A little over a decade ago, director Oliver Hirschbiegel made a name for himself outside of his native Germany with his 2004 import Downfall, a fascinating account of Adolf Hitler’s doomed final days in the spring of 1945. That film had a grippingly claustrophobic sense of madness, thanks in large part to the monstrous performance of Bruno Ganz. His portrayal was so ferocious and indelible that it became the basis of countless internet memes with Ganz’s screaming Hitler reacting to everything from finding out Oasis has broken up to discovering the iPod Touch doesn’t come with a built-in camera. That’s impact. As for Hirschbiegel, well, his next act wasn’t quite as rosy. His subsequent call-up to Hollywood resulted in the 2007 Nicole Kidman-Daniel Craig stinker The Invasion and even-more-regrettable 2013 Naomi Watts Lady Di biopic, Diana. So you can’t really blame the guy for wanting to return to the subject matter of his greatest triumph with his latest film, 13 Minutes.
Based on a true events, 13 Minutes tells the story of a defiant German musician-turned-resistance fighter named Georg Elser, who tried to assassinate Hitler in 1939. The German-language film wastes no time getting to the climax. It’s November 8, 1939, and Elser (played by Christian Friedel) is sweating and breathing heavily as he rigs an elaborate homemade bomb—an intricately engineered system of cogs, charges, timing devices, and dynamite that he places in a wooden box at the Munich Burgerbraukeller shortly before Hitler is due to give a speech to his top brass. We know he will fail, obviously. But we don’t know how yet. Elser is stopped by the police outside of the building while he’s trying to get away, and they throw him into jail because of a Communist pin he’s wearing on the lapel of his coat. While in custody, he keeps glancing at his watch nervously. Waiting. Waiting. The bomb finally goes off—13 minutes after Hitler has left the building. And the big what-if of the film (much like the 2008 Tom Cruise thriller, Valkyrie) is the thought of how many lives could have been saved had he rigged his device with a little more precision.
The police bring in the Gestapo to force a confession out of Elser, but he’s defiant—even under torture. But when they round up his fiancé Elsa (Katharina Schuttler), he buckles under an implied threat on her safety.

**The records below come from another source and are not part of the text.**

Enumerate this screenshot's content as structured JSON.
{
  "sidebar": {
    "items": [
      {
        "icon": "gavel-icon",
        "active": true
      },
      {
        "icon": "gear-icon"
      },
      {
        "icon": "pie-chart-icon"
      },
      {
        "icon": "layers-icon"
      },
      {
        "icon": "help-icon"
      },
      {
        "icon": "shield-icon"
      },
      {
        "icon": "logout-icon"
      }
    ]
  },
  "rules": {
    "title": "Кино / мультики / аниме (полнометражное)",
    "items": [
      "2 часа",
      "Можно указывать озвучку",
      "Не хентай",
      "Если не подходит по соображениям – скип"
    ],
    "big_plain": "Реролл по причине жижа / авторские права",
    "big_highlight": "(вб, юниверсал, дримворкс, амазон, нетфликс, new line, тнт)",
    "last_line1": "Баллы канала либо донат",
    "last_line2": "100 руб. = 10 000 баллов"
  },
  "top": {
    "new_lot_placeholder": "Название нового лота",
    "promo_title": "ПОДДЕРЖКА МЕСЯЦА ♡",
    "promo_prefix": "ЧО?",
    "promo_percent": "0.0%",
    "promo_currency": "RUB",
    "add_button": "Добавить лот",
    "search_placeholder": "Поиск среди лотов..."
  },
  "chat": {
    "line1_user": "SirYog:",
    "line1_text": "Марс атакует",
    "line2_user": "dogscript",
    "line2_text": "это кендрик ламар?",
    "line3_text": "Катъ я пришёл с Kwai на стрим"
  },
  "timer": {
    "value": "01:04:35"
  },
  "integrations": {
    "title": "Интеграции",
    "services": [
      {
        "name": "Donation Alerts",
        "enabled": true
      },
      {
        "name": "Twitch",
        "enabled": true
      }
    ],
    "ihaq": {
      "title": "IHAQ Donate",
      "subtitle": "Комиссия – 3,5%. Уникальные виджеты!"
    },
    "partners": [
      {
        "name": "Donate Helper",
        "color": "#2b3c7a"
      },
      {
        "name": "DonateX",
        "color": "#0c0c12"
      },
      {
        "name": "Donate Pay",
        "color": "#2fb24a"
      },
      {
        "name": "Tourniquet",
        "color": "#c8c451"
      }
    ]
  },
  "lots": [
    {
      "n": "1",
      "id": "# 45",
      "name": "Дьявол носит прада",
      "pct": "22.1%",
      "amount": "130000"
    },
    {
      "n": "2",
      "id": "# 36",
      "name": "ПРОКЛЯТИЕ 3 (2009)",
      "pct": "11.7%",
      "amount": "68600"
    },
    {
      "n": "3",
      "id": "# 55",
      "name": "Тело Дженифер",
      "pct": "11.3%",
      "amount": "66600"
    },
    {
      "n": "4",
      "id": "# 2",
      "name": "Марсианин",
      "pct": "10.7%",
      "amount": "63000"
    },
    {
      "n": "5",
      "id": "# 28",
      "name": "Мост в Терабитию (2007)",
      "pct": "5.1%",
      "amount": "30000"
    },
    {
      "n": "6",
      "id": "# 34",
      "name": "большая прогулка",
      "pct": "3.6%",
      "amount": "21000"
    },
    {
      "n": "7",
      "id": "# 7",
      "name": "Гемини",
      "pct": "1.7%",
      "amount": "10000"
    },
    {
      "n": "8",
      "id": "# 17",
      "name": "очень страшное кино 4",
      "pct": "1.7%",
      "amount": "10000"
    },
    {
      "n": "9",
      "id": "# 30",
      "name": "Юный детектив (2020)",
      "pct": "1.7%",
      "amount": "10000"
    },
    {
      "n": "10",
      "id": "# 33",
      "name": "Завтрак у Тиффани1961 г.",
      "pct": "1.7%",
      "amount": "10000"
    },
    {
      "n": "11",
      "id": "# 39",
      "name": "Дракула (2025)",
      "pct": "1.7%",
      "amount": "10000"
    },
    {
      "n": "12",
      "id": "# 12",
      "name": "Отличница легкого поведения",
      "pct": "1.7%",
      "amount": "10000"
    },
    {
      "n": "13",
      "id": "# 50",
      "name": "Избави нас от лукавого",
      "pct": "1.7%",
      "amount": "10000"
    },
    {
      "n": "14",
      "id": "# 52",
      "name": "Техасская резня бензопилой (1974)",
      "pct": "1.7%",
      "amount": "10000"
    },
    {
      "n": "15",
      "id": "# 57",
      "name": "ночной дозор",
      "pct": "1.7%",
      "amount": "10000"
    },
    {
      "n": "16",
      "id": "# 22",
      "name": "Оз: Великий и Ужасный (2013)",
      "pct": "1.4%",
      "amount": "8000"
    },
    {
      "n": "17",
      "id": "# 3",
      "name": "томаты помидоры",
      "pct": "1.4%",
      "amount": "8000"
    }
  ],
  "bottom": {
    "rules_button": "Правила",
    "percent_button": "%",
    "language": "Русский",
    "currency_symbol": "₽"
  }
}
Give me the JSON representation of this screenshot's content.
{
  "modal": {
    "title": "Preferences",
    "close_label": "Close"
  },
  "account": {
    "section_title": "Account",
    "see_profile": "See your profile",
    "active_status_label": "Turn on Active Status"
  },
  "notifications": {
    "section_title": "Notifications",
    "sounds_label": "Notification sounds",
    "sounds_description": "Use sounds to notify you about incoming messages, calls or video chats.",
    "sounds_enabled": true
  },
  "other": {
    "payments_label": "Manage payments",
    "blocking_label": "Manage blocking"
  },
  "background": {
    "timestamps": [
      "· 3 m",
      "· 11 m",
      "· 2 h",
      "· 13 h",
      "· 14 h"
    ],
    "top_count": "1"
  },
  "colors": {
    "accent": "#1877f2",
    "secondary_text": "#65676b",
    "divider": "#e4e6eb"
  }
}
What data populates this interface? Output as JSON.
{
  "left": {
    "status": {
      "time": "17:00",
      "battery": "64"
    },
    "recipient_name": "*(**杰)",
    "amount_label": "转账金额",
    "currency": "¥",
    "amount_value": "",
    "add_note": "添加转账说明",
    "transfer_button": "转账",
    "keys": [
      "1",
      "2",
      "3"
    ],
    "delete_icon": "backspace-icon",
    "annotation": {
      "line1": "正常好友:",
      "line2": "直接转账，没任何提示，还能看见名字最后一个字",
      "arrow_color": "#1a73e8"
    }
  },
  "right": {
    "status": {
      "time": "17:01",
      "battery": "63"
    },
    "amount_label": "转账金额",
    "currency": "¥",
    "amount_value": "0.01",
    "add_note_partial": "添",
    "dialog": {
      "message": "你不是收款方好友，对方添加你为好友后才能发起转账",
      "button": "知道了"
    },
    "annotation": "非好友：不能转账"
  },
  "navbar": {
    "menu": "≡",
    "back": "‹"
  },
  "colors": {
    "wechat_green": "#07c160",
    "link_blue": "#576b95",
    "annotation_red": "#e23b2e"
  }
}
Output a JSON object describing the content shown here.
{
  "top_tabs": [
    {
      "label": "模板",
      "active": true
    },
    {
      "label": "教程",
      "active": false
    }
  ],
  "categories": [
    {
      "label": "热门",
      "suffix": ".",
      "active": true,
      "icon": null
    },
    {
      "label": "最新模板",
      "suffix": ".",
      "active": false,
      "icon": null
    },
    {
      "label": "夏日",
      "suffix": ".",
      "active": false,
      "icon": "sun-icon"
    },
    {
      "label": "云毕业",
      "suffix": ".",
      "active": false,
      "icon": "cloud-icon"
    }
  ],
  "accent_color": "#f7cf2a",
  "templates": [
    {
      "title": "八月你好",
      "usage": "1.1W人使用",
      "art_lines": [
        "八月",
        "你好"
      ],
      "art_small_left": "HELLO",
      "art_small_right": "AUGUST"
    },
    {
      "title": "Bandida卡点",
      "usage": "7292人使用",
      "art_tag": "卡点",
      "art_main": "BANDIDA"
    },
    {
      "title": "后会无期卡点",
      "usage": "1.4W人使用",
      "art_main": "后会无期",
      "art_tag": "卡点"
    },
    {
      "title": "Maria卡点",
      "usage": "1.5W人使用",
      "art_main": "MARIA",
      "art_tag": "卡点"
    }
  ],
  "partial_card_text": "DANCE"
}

Between rounds of third-degree grilling, the film flashes back to Georg’s life and the events that led him to wanting to murder Hitler. Carefree days with friends by the lake get complicated by family financial hardships and the growing influence of the Nazi party with their daily sadistic humiliations, which start Elser on a slow path to radicalization. There’s also his love affair with the married Elsa, who becomes pregnant with his child. The chapters of the film set in the present work much better than the ones in the past, which occasionally feel like lengthy detours that stall the story’s narrative momentum. You can’t help but wonder if it was the best idea, pacing-wise, to kick off the film as a white-knuckle espionage thriller only to downshift into a sentimental love story.
Still, even if it becomes a little dry and unsubtle in stretches, 13 Minutes is a well-made, well-acted chronicle of one man’s conscience and also an important exhumation of a once-hidden chapter of history. What you’re left with is a crushing, almost sickening sense of what a short amount of time 13 minutes is in one sense, and how monumental that span of time was to the fate of so many people in another. B